Massey University’s Professor Paul Spoonley says the Labour government of the time was unusual and somewhat divided on the issue, making conciliatory remarks about the Pacific while simultaneously cracking down on overstayers.
In 1974, the year before New Zealand’s next general election, the raids began.
Police and immigration officials targeted Pasifika people in a bid to remove alleged overstayers. They went to homes and churches, and targeted factories and hotels. They used dogs. New Zealand citizens were also caught up in the raids.
In August 2021, Prime Minister Jacinda Ardern made an official apology to members of the Pasifika community for the racist treatment they had endured during the Dawn Raids.
Tears flowed freely at Auckland Town Hall, packed with Pacific Islanders and their families, as Ardern expressed “sorrow and regret” for what had happened.
A Pacific business hub
Pacific individuals and businesses contribute an estimated $8 billion to New Zealand’s GDP each year, across a variety of industries.
Minister for Pacific Peoples Aupito William Sio, in a recent report about Pacific men and women in business, said they were significant contributors to the economy, despite facing adversity, challenges and inequities.
Auckland in particular remains the business hub for Pacific people, with two thirds of Pacific residents and over half of Pacific business owners located in the region.
Tofilau Bernadette Pereira, who came to New Zealand in 1998 with her husband and son, doesn’t mince her words when she says Auckland and the country as a whole owe a lot to the Pacific community.

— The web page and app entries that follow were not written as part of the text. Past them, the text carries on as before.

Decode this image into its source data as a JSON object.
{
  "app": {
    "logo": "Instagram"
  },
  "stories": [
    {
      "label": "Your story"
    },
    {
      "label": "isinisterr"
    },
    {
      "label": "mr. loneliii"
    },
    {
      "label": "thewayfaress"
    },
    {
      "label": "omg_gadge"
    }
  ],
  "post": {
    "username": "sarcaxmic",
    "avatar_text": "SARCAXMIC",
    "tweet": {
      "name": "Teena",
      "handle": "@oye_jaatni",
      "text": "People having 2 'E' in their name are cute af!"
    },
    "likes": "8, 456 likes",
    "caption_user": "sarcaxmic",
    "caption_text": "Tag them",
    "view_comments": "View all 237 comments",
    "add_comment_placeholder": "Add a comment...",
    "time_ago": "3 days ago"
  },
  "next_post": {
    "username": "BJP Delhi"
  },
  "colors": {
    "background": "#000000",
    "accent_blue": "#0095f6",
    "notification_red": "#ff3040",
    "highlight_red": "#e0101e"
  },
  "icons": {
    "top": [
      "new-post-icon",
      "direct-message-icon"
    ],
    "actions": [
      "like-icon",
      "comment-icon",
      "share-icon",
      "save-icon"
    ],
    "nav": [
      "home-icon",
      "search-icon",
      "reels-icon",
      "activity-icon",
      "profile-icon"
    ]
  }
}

Her family had intended to move to Australia and had shipped all their belongings ahead to Melbourne from Vanuatu.
“We were going to move somewhere neutral, not Samoa, not Nouméa, but Melbourne. But we detoured here for a holiday because most of my siblings were here,” she says.
“And the rest is history.”

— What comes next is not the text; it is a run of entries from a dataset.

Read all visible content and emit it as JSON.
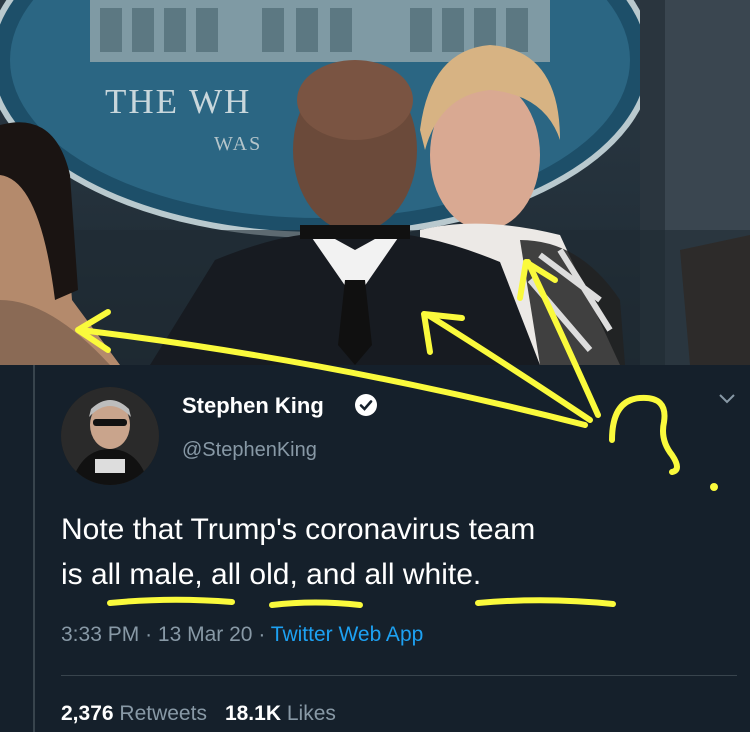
{
  "photo": {
    "seal_line1": "THE WH",
    "seal_line2": "WAS"
  },
  "tweet": {
    "display_name": "Stephen King",
    "handle": "@StephenKing",
    "text_line1": "Note that Trump's coronavirus team",
    "text_line2_parts": [
      "is ",
      "all male",
      ", ",
      "all old",
      ", and ",
      "all white",
      "."
    ],
    "time": "3:33 PM",
    "date": "13 Mar 20",
    "source": "Twitter Web App",
    "retweet_count": "2,376",
    "retweet_label": "Retweets",
    "like_count": "18.1K",
    "like_label": "Likes"
  },
  "annotation": {
    "scribble_mark": "?"
  },
  "colors": {
    "background": "#15202b",
    "secondary_text": "#8899a6",
    "link_blue": "#1da1f2",
    "annotation_yellow": "#fafa3c"
  }
}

She dreams of the day that Auckland has its first Pasifika mayor, and is a big supporter of mayoral candidate Efeso Collins.
“We have a son of the Pacific who has put his hand up,” she says. “This is our time, this is our moment.”

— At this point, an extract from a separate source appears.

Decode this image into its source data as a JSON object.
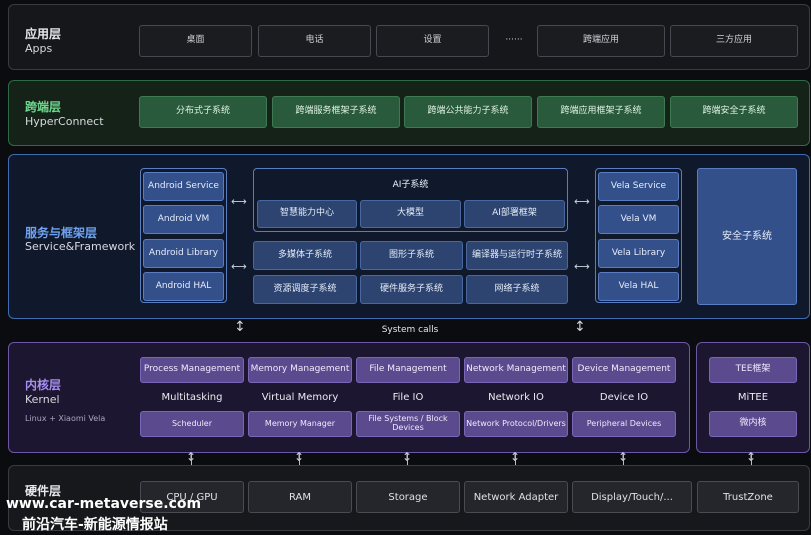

Pereira says Pacific people have had a massive impact on Tāmaki Makaurau, and “we now need that reflected at the head of the table”.
Efeso Collins is another of the many whose parents were Pacific migrants.
They moved to New Zealand in the 60s, and started a family after meeting at the Orange Hall on Karangahape Rd. They started out living in Ponsonby, before moving to settle in Ōtara.
Collins believes the time has come for a Pacific mayor in Auckland.
“Pacific people’s contribution to Auckland has been huge,” he says. “We’ve helped to build this city, and we’re such a respective community that we could never say it like that.”
“But I think its important that we tell the story that we are part of the fabric of the Auckland narrative.
“The more we grow confident in being proud of our contribution, the more we will see ourselves as being equal partners to these opportunities.”
University of Auckland’s professional teaching fellow in Pacific Studies, Lemoa Henry Sevesi Fesuluai, says Collins’ candidacy is a beautiful moment for the community.
“We’ve been a part of Auckland’s story for such a long period of time, and we have so much more that we will contribute to this city.”
He says the Pacific community has thrived in Auckland, in a way that it never really has in other centres like Wellington and Christchurch.
“There’s a comfortability about Auckland,” he says. “It’s just big enough, it has a Pacific flavour about it and the churches are flourishing here as well.”
Fesuluai says the cheapness and accessibility of Pacific food in Auckland is another huge drawcard.
“Whatever you can get in south Auckland, you can get out west or east. Pacific people have grown our own little mini centres within Auckland and everyone has adjusted and adapted, even the dairies, to suit the Pacific lifestyle.
“That’s why Pacific people remain, why new people from the islands come to Auckland. There is more family here.”
Fesuluai says there’s still room for improvement, and Auckland could do with better policies to suit one of its biggest ethnic groups. But even so, there’s a lot to love about the city.
“The grass is green here in Auckland.” he says.
SOURCE: STUFF NZ/PACNEWS